After attempting to answer the questions, we came together as a class to discuss. Our conversation moved to noticing that some lines on the various strips matched up. For example, the 1/2 line matches up exactly with the 2nd 1/4th line. So 1/2 is equal to 2/4 as long as we are talking about the same whole! This discussion of equivalencies became very rich, as the students noticed a few other fractions that lined up with 1/2. A couple of students even noticed patterns! For example, looking at the equation 1/2 = 3/6, one student noticed that if you multiply the numerator and the denominator by 3, you get the second fraction. So we tried applying that strategy to our other equivalencies and guess what, it worked!
Tonight's homework reinforces their budding understanding of equivalent fractions. As we move deeper into this unit, I will be sure to catch you up on what we discover!
One of the major takeaways in 3rd grade is learning how to write an essay. The students move from expressing their ideas in a paragraph with a topic sentence, details, and a conclusion, to expanding their ideas into multiple paragraphs, with an introduction, body, and conclusion. Last trimester the students wrote their first ever essay - an informational essay about communities. This trimester, they are venturing into the passionate world of persuasive essays.
Our topic is this: Is Casa Tua Bakery a well-run bakery?
Given the 3rd graders' now-expansive knowledge of economics, and their eye-opening trip to the bakery, they should have all the information they need to form a strong opinion in regards to this question. The challenge is for them to not just say "Yes, because I like their food," or "No, because it's too small," but instead to back up their opinion with well-thought-out economic arguments based on evidence.

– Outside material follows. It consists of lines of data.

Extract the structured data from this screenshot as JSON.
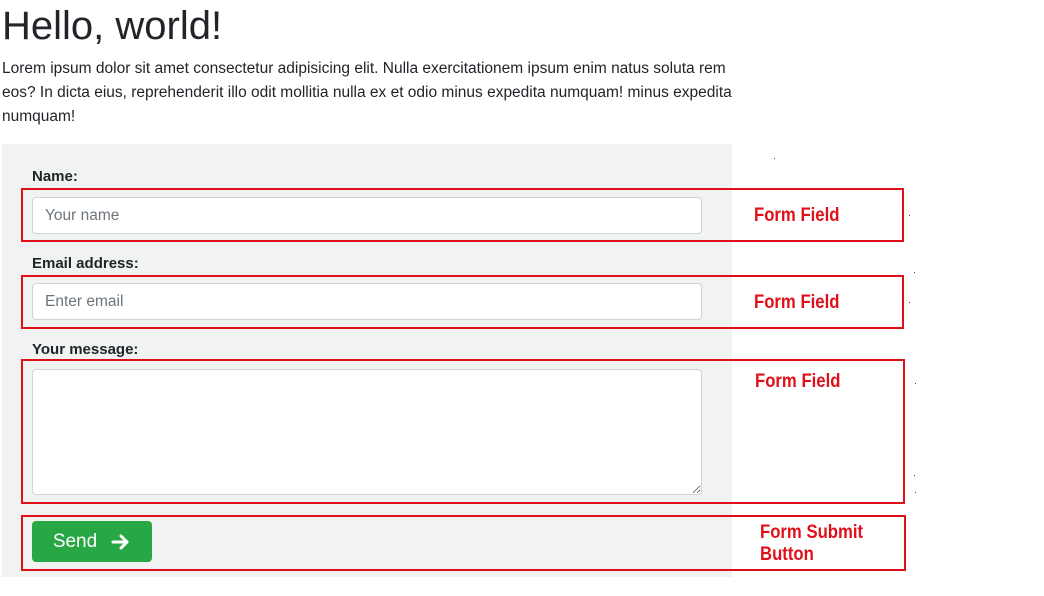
{
  "page": {
    "title": "Hello, world!",
    "lead": "Lorem ipsum dolor sit amet consectetur adipisicing elit. Nulla exercitationem ipsum enim natus soluta rem eos? In dicta eius, reprehenderit illo odit mollitia nulla ex et odio minus expedita numquam! minus expedita numquam!"
  },
  "form": {
    "name_label": "Name:",
    "name_placeholder": "Your name",
    "name_value": "",
    "email_label": "Email address:",
    "email_placeholder": "Enter email",
    "email_value": "",
    "message_label": "Your message:",
    "message_value": "",
    "send_label": "Send",
    "send_icon": "arrow-right-icon",
    "send_color": "#28a745"
  },
  "annotations": {
    "color": "#e0101a",
    "name_field": "Form Field",
    "email_field": "Form Field",
    "message_field": "Form Field",
    "submit_line1": "Form Submit",
    "submit_line2": "Button"
  }
}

In order for the students to keep track of their thinking and stay organized in their process, they are now using writing binders. These binders are a tool meant to help the 3rd graders move towards independence in essay writing. Included in the binder are reference pages reminding the students of writing "power moves" we've been learning this year (using similes, hyphenated adjectives, starting with a quote, etc.) as well as helpful sentence starters and transitions for those who need a jumping off point. Each binder also has a flip book containing simple checklists for each paragraph. For example, once a student has done all the steps in the introduction paragraph, he/she will simply tear off that page to see what to do next. As we continue to learn more valuable writing tips, their binders will become more robust resources.
We are still in the 1st draft phase of this essay, and it's amazing how independently the 3rd graders are moving from paragraph to paragraph with this new tool at their disposal!
The ability to form an argument and write an essay that coherently expresses one's reasoning is a crucial 21st Century skill, and these kids are well on their way!
Little people, big minds.